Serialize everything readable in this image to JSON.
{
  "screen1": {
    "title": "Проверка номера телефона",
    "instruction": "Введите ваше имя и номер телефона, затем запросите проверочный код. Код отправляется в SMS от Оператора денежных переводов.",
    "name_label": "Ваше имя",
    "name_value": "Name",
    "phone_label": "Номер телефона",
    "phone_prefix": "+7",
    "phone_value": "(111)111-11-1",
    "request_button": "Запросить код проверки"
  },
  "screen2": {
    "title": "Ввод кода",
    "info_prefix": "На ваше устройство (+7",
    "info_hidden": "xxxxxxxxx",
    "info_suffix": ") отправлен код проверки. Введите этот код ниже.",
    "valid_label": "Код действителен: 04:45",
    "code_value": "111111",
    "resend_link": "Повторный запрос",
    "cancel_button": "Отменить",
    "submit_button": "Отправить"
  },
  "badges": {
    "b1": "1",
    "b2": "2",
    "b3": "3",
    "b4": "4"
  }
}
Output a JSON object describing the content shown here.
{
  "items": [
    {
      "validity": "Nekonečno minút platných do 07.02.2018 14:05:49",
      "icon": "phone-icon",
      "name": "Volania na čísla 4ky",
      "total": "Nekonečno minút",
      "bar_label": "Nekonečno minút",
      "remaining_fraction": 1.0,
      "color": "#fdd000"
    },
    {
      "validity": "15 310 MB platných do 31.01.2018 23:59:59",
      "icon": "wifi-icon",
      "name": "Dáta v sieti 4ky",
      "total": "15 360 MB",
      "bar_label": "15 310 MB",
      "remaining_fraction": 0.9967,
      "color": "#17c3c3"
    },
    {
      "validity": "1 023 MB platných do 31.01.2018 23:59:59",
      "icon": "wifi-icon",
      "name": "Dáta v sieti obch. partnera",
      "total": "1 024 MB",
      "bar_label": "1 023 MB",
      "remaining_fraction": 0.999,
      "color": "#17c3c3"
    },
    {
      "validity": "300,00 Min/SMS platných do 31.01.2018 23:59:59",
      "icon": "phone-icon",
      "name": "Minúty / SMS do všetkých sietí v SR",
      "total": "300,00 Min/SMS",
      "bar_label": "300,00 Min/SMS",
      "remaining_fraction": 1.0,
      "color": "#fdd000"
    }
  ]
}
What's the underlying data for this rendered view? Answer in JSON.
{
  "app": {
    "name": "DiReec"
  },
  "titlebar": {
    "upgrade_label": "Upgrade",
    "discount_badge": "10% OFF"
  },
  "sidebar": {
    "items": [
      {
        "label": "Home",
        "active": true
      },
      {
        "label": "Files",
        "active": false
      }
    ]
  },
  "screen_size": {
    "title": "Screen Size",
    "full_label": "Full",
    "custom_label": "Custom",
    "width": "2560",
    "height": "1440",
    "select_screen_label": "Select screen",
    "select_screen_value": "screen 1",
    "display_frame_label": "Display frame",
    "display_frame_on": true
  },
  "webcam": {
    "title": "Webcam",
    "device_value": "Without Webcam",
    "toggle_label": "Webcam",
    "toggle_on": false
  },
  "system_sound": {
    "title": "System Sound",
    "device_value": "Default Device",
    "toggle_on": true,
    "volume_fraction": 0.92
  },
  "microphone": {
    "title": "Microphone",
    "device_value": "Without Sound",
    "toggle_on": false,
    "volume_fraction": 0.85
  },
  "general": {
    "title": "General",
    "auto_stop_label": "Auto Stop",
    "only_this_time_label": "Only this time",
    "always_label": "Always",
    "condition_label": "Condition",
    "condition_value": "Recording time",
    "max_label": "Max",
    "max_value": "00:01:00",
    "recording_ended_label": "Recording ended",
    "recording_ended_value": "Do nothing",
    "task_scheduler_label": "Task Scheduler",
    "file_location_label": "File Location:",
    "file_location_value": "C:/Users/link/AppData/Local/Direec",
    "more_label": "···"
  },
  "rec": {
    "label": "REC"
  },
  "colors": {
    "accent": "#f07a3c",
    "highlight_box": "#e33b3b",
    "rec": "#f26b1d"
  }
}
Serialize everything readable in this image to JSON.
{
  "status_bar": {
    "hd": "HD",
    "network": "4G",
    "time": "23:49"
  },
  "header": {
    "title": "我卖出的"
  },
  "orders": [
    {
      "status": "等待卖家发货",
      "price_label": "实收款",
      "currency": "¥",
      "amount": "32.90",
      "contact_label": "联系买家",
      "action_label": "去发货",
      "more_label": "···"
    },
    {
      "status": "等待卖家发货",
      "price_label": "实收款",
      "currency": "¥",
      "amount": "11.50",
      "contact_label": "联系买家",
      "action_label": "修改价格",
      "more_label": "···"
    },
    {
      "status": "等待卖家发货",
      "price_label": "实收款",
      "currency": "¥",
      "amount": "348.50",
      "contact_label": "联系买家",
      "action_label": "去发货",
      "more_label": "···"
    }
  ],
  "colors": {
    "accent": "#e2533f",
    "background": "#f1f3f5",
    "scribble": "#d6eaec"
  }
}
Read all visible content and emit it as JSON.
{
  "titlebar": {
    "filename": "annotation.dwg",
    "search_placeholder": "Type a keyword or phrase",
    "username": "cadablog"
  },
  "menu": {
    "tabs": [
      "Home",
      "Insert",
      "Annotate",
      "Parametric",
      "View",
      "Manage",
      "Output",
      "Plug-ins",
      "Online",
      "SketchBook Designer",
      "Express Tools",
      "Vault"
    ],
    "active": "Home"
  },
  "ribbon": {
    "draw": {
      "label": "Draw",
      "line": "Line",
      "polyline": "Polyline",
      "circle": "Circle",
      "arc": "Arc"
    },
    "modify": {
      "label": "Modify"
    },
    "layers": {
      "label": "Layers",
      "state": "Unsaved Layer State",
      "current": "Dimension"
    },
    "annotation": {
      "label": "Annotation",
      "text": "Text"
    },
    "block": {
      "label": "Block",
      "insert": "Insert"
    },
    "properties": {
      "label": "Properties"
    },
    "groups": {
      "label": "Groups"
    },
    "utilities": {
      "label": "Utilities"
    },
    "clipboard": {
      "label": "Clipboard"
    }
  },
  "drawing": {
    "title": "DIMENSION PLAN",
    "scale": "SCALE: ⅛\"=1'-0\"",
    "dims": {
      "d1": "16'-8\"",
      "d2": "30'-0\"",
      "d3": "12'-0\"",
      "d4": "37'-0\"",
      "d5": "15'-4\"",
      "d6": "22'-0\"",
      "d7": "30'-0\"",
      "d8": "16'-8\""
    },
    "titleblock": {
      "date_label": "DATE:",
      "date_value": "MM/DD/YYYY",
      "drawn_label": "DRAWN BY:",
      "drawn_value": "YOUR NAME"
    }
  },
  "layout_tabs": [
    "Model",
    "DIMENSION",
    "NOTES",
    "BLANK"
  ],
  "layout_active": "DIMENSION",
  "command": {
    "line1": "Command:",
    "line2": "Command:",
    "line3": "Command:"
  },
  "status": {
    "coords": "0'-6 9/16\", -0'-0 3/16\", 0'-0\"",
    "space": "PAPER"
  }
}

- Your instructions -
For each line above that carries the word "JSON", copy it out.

- Answer -
Serialize everything readable in this image to JSON.
Output a JSON object describing the content shown here.
What's the underlying data for this rendered view? Answer in JSON.
Serialize everything readable in this image to JSON.
Read all visible content and emit it as JSON.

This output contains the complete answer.